[Continuing our Dynamite sponsored series of peer-to-peer interviews, Jim Zub interviews writer Andy Diggle on his sharp looking series UNCANNY #4]

ZUB: For people who haven’t read Uncanny before, how would you pitch it to them?

DIGGLE: It’s a supernatural thriller about Weaver, a professional thief, gambler and con-man who has the ability to steal your skills, memories or abilities for a short period of time. He’ll use your own skills against you, to achieve whatever goal he’s set himself. But the clock’s always ticking; he only has a limited time window to use these skills before they fade away and he’s back to being a regular Joe.

ZUB: When coming up with Uncanny, what came first – the overall premise, a character, a specific scene, or something else?

DIGGLE: The concept – and the title, incidentally – started as a one-line pitch from Dynamite, this idea of someone who could steal other people’s abilities. I suspect they had in mind something a little more abstract, like stealing luck or fate or whatever, but I prefer a crunchier type of storytelling. The thing that interested me was not so much the idea of stolen abilities, as the idea that Weaver had built himself an entire persona and lifestyle that was itself stolen. He seems to have everything going for him, but you quickly come to learn that it’s all fake, an artificial veneer. People spend a lifetime of hard work developing and honing their individual talents, and yet Weaver steals them in a handshake. He never earned it. So there’s something kind of cheap and hollow about him. I thought it would be fun to create this traditionally handsome, confident, successful, alpha-male hero, and then very quickly strip all that away from him, reveal him as a sham. And then build him back up into something else entirely.

ZUB: How much research goes into the exotic locations or underworld elements in your story?

DIGGLE: ‘ll research until inspiration hits, then then I drop it. I don’t research the real world so I can mimic it; I use research to find new ideas, locales, situations. But once something sparks, I’m off to the races. As the old journalist’s adage goes, “Never let reality get in the way of a good story.”

ZUB: How closely have your final scripts been to the initial pitch? Do stories like Uncanny tend to evolve or do they closely stick to your initial outline?

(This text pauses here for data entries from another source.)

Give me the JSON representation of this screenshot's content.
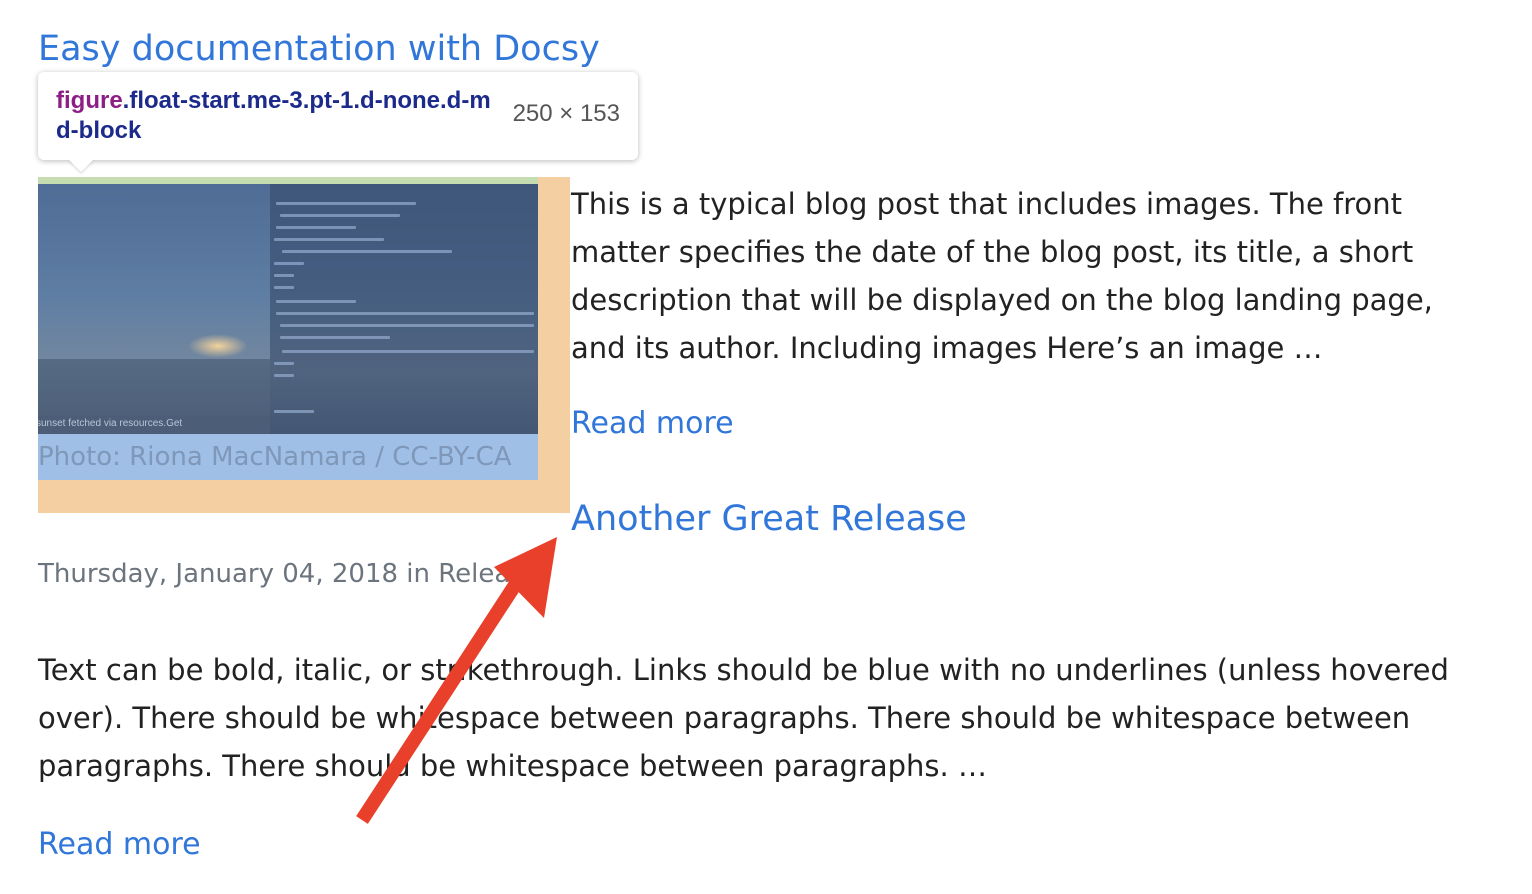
{
  "posts": [
    {
      "title": "Easy documentation with Docsy",
      "excerpt": "This is a typical blog post that includes images. The front matter specifies the date of the blog post, its title, a short description that will be displayed on the blog landing page, and its author. Including images Here’s an image …",
      "read_more": "Read more",
      "figure": {
        "caption": "Photo: Riona MacNamara / CC-BY-CA",
        "image_overlay_text": "sunset fetched via resources.Get"
      }
    },
    {
      "title": "Another Great Release",
      "meta": "Thursday, January 04, 2018 in Relea",
      "excerpt": "Text can be bold, italic, or strikethrough. Links should be blue with no underlines (unless hovered over). There should be whitespace between paragraphs. There should be whitespace between paragraphs. There should be whitespace between paragraphs. …",
      "read_more": "Read more"
    }
  ],
  "devtools_tooltip": {
    "tag": "figure",
    "classes": ".float-start.me-3.pt-1.d-none.d-md-block",
    "dimensions": "250 × 153"
  },
  "annotation": {
    "type": "red-arrow",
    "color": "#e8402a"
  },
  "colors": {
    "link": "#3176d9",
    "highlight_margin": "#f3cfa1",
    "highlight_padding": "#c4dcb0",
    "highlight_content": "#9fbfe6"
  }
}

DIGGLE: There’s always a degree of evolution, but generally I like to plot out a whole arc before I start scripting the first issue. I don’t like flying blind. George RR Martin said there are two kinds of writers – gardeners and architects. Gardeners plant a seed, and then tend and nurture whatever happens to grow from it. Architects, on the other hand, plan everything out in detail before they lay the first brick. I’m definitely more of an architect.

ZUB: Do you have any writing habits? A particular place or a time of day that’s most productive?

DIGGLE: My days are very routine. I take my kids to school every morning, which is just around the corner from the small office I rent in town, so I’m at my desk by 9am every morning. So I just work regular office hours, plus Sundays. If I didn’t have that routine to get me out of the house, I’d probably just sit around playing video games all day. Many writers say they’re more productive in the mornings, but honestly it takes me a while to get warmed up. My mornings are usually taken up with answering emails and screwing around on Twitter, and then when the guilt of not actually writing becomes overwhelming, the dam breaks and I finally start scripting. Left to my own devices, I’d probably sleep all day and write all night – but that doesn’t tend to coincide too conveniently with school timetables…


Covers: Sean Phillips
Writer: Andy Diggle
Art: Aaron Campbell
ON SALE DATE: September 25

[Jim Zub is a writer, artist and art instructor based in Toronto, Canada. Over the past ten years he’s worked for a diverse array of publishing, movie and video game clients including Disney, Warner Bros., Capcom, Hasbro, Bandai-Namco and Mattel.
His current comic projects include Samurai Jack, a new comic series continuing the award-winning cartoon, Skullkickers, a sword & sorcery action-comedy, and Pathfinder, a comic series based on the best selling tabletop RPG.]